He is not the only person whose work I cannot encounter without revulsion for reasons totally separate from that work: I gave up on Orson Scott Card a long time ago. The good that John Edwards or Anthony Weiner did for progressives is drowned by my disgust and horror at their other activities.
And then there is Marion Zimmer Bradley. The disclosures about her behavior make Feynmann look like a feminist.
I have read all the Darkover novels. I loved The Mists of Avalon. I discounted the disturbing aspects of her novels (the status of women on Darkover, the incest and sexual violence towards women and young girls in Avalon) as being simply parts of her convincing world-building. It’s not as though she approved of those things, I thought. And on Darkover, she created a world where homosexuality was acknowledged, and accepted.
Recently, her daughter has come forward telling of the severe physical and sexual abuse she suffered at the hands of her mother. ( A good summary of the fandom coverage by Jim Hines can be found here.) In addition, MZB’s husband, Walter Breen, was a serial molester of young boys, and Bradley covered for him to the point where she can be seen as facilitating the molestation. By her own admission, she had no problem in Breen sexually assaulting minors.
After first reading about the abuse, I reread one of her Darkover novels. I was struck by its treatment of children and women’s sexuality, among other things. What sort of mind creates such a place? And excuses it? And then there is Avalon, which includes the following description of a fertility rite:
“The little blue-painted girl who had borne the fertilizing blood was drawn down into the arms of a sinewy old hunter, and Morgaine saw her briefly struggle and cry out, go down under his body, her legs opening to the irresistible force of nature in them.”
Good Lord in heaven. Child rape painted as an “irresistible force of nature.”
I can no longer read MZB’s work. Art is the result of the artist. She committed, and excused in others, horrific acts of predation on children. Nothing she can write can overcome that: all of her work is tainted.
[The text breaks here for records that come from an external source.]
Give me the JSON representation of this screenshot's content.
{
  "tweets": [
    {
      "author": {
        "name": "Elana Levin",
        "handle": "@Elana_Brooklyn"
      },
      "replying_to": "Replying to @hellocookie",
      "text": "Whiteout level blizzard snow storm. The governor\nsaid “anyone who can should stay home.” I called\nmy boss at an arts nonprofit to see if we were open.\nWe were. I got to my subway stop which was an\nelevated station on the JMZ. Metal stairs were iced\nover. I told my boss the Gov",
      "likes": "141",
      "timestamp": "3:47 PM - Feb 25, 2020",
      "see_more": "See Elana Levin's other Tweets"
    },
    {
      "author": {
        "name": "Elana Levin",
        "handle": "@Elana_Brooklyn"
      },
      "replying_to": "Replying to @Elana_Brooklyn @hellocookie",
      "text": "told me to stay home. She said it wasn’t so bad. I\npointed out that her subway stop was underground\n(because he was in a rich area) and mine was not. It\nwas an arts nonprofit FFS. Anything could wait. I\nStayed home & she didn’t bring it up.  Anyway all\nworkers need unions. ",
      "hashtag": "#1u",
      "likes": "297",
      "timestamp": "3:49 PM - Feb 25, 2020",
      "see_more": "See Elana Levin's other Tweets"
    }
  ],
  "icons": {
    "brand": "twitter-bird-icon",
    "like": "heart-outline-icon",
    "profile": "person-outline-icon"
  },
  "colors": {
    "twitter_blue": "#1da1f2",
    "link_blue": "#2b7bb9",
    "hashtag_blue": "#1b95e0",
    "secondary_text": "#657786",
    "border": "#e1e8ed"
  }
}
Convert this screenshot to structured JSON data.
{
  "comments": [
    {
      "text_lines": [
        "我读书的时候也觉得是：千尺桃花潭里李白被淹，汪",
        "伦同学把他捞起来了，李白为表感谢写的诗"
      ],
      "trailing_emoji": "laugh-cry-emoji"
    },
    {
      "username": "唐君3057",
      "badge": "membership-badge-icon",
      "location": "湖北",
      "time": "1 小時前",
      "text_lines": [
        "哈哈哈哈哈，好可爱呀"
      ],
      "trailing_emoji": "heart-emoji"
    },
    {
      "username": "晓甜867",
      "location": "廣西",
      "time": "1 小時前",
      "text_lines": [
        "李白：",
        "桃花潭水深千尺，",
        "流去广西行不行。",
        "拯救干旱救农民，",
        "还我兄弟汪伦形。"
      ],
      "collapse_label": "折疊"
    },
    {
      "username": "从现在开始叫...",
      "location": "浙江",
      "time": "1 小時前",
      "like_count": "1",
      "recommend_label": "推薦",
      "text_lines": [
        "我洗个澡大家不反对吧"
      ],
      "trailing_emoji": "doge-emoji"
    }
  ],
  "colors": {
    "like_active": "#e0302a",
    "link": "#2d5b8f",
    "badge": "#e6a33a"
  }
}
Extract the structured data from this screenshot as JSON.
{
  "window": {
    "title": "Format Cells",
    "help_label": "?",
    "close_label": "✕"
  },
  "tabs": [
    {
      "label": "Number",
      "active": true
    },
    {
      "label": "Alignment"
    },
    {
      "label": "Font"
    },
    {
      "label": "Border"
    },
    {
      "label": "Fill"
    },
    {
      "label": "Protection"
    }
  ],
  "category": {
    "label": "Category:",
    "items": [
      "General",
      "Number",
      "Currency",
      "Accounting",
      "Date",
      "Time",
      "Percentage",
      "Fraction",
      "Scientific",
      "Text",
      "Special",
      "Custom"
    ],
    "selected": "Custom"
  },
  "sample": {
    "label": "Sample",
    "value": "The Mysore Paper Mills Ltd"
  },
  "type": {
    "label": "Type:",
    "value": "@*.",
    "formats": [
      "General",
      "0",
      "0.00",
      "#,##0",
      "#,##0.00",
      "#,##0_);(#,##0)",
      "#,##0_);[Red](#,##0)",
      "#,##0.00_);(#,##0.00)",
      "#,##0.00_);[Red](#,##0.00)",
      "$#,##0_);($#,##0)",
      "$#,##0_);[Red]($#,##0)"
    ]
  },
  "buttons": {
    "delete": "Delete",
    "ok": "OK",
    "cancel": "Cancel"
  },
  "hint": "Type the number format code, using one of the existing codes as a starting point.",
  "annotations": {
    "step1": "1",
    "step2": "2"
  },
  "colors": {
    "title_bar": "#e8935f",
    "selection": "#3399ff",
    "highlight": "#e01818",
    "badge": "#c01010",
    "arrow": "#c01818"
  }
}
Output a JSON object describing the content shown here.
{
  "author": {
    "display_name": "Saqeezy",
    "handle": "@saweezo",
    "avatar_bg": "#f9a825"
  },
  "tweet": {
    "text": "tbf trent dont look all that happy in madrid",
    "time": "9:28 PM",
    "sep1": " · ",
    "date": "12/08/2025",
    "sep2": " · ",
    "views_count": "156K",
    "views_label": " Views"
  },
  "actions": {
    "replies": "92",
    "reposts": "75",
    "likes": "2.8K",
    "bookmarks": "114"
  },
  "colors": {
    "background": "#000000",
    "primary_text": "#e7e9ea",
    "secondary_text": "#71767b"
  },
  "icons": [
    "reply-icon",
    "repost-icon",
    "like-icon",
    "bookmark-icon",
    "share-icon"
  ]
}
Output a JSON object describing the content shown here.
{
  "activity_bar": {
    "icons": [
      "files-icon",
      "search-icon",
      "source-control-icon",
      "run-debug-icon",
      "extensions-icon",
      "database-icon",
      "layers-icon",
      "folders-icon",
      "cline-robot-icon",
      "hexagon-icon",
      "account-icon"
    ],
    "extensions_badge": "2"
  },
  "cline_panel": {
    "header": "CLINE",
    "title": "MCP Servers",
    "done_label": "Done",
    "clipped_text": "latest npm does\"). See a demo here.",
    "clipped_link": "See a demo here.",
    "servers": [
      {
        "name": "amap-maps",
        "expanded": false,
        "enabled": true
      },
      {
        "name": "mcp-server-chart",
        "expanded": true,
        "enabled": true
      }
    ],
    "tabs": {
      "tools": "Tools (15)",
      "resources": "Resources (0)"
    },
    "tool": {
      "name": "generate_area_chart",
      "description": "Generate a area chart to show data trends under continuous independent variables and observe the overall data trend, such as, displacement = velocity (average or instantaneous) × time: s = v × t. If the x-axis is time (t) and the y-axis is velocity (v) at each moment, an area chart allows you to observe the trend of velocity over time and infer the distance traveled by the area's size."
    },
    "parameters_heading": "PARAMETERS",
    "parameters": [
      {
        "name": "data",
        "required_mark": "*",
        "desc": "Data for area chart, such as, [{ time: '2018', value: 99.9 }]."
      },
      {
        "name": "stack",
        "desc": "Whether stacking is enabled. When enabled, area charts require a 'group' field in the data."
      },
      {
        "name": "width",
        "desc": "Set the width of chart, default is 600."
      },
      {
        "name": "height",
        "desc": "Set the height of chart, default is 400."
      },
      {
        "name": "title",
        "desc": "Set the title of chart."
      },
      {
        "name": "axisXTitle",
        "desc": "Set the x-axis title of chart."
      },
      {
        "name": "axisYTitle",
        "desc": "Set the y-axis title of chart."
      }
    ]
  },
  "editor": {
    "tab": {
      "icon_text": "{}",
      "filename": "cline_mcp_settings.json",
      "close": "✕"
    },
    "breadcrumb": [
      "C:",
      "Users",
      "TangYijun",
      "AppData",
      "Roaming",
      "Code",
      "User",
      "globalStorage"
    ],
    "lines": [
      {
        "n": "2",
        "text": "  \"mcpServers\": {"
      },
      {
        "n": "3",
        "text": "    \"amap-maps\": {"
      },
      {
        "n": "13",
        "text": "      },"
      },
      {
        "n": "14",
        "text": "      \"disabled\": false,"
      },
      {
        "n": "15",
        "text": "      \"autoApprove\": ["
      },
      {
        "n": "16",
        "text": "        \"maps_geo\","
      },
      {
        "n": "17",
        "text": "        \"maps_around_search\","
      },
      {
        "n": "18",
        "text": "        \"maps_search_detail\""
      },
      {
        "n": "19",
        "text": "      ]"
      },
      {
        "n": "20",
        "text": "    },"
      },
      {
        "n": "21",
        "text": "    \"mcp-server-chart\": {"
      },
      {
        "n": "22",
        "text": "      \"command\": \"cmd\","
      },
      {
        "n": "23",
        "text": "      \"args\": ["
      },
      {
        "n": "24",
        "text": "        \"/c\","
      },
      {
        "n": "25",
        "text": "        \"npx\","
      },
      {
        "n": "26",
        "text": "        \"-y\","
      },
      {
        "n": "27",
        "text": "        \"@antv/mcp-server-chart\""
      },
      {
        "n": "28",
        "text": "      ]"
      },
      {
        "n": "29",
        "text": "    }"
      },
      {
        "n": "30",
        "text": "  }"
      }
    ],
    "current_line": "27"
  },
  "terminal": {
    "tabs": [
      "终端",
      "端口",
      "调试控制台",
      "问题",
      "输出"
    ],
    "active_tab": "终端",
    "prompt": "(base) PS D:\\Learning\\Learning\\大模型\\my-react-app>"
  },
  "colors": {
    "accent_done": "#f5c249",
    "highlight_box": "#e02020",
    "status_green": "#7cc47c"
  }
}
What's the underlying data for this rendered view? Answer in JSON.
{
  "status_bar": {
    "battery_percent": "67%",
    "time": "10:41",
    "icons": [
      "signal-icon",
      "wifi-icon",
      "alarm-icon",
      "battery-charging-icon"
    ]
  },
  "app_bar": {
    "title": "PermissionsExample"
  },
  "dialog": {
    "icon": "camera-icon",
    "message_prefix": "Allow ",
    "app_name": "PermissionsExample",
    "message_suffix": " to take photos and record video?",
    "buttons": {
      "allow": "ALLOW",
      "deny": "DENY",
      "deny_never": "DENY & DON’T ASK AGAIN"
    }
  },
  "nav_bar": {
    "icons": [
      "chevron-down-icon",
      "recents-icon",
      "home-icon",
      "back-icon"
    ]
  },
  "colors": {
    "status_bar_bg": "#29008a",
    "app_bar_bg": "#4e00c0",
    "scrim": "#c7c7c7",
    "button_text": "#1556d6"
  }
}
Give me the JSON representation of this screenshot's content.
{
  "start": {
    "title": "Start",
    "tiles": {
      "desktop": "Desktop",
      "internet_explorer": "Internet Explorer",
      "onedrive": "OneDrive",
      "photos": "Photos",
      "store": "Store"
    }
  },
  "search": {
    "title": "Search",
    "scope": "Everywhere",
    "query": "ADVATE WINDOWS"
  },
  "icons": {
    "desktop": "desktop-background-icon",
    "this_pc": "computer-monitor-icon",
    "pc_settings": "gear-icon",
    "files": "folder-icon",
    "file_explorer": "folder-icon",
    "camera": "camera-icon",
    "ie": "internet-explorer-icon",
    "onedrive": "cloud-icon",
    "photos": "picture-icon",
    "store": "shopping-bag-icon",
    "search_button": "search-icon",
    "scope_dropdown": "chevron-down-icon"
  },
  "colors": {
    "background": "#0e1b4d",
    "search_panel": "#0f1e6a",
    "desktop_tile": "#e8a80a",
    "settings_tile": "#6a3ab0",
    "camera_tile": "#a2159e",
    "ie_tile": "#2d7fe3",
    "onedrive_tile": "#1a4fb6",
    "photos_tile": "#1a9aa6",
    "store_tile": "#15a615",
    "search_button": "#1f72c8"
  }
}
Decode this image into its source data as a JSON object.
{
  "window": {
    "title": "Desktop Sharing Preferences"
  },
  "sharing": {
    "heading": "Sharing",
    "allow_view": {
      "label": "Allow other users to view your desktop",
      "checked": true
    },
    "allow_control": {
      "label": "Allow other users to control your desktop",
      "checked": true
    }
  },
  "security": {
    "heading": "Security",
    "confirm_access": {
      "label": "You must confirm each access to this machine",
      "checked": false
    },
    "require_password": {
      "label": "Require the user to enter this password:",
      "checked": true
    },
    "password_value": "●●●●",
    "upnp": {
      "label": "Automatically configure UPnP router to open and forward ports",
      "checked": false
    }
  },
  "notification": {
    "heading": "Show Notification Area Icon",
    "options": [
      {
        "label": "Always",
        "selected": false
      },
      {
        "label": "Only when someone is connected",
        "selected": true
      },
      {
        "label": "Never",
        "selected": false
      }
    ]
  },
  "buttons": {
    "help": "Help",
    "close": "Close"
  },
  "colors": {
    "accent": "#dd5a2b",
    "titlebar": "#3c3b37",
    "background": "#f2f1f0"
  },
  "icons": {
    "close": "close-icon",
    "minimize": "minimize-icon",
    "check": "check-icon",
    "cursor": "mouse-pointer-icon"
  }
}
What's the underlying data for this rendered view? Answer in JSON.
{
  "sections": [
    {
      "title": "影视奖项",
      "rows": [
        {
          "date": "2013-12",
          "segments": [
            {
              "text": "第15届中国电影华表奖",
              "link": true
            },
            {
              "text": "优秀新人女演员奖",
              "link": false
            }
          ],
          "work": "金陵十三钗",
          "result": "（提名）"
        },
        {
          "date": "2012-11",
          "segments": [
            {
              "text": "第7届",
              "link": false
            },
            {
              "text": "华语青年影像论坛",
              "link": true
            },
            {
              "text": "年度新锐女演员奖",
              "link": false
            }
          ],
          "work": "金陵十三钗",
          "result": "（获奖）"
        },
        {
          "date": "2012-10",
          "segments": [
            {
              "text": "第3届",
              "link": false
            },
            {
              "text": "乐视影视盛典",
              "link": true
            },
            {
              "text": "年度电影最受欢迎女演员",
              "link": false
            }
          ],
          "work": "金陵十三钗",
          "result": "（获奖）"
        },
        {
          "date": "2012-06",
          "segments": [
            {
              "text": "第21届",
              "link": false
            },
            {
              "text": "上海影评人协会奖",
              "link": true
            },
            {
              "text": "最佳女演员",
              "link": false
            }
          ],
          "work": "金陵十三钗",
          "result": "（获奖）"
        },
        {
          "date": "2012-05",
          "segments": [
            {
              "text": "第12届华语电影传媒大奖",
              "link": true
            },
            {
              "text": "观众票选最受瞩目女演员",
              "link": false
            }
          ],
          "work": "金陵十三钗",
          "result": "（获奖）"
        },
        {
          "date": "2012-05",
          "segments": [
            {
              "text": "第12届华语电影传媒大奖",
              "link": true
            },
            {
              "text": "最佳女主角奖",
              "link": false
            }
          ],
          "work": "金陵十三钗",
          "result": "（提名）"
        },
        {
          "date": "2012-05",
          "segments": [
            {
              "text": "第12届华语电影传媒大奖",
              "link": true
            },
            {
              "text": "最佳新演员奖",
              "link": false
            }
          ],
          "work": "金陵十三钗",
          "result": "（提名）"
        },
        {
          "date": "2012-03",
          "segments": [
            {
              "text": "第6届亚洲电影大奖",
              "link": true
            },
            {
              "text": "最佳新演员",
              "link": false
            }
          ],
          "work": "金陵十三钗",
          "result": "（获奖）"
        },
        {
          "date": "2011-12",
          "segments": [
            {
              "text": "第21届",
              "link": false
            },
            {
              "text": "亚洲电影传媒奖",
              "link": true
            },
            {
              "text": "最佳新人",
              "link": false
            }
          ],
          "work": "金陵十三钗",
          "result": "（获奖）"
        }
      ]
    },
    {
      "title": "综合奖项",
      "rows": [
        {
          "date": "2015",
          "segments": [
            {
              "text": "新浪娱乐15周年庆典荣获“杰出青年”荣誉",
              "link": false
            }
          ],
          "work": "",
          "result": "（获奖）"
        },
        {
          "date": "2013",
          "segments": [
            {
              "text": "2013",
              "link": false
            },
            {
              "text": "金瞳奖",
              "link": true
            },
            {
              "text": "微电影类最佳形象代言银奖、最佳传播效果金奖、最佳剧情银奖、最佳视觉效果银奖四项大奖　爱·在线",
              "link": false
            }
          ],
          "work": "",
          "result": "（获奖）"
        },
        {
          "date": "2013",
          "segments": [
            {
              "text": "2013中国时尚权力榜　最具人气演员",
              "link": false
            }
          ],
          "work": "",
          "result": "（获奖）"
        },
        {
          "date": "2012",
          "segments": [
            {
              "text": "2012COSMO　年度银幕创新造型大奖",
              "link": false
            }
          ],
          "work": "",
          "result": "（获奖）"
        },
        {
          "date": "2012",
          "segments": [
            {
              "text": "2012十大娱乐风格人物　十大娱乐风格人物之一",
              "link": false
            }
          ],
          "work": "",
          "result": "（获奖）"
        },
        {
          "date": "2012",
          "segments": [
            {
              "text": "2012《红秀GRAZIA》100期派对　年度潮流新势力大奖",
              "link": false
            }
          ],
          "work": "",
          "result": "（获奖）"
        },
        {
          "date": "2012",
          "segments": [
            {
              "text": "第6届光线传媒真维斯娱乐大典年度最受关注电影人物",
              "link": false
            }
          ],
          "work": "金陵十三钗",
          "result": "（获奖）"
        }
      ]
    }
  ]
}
There are differences of opinion on this, clearly. A writer at Entertainment Weekly who discovered Mists of Avalon after hearing about the allegations against MZB finds the book brilliant. And the comments on any post about this will include some by people who clearly find the works “feminist,” although rethinking what she wrote about Darkover makes that a questionable assessment. (Yes, she had the Guild of Renunciates who were independent women; they were however, considered outside society and scorned because they forfeited the protection of men — most women were destined for marriage. Or to work in the Towers.) In her Darkover Landfall, her Darkover origin story, she creates a world in which women go overnight from being independent scientists to baby machines. Because of MZB’s unquestionable gifts as a writer, I have read that book probably six or seven times, and only on the last read did it bother me. Not to mention that, as one commenter I read pointed out, in her books telepathy signals a person’s desires, sexual and otherwise, so “no” really can mean “yes.”
I have lost a literary friend. I have read the all of the Darkover novels, many of repeatedly. The only thing I can think that would be worse, as far as reading, would be if a horrible revelation came to light about Jane Austen.
Great writers and scientists are people. Sometimes that means they do horrible things. Looking the other way, excusing their actions because they are great artists, merely denigrates and belittles their victims.*
It’s a matter of who you want to stand next to, emotionally. I choose to stand next to the powerless.
*For me, one of the most painful statements by Moira Greyland, MZB’s daughter, who has come forth with the details of her horrific treatment at the hands of her mother, was that she waited so long to air the abuse because of fear that MZB’s fans would be angry. Sadly, I find this completely understandable.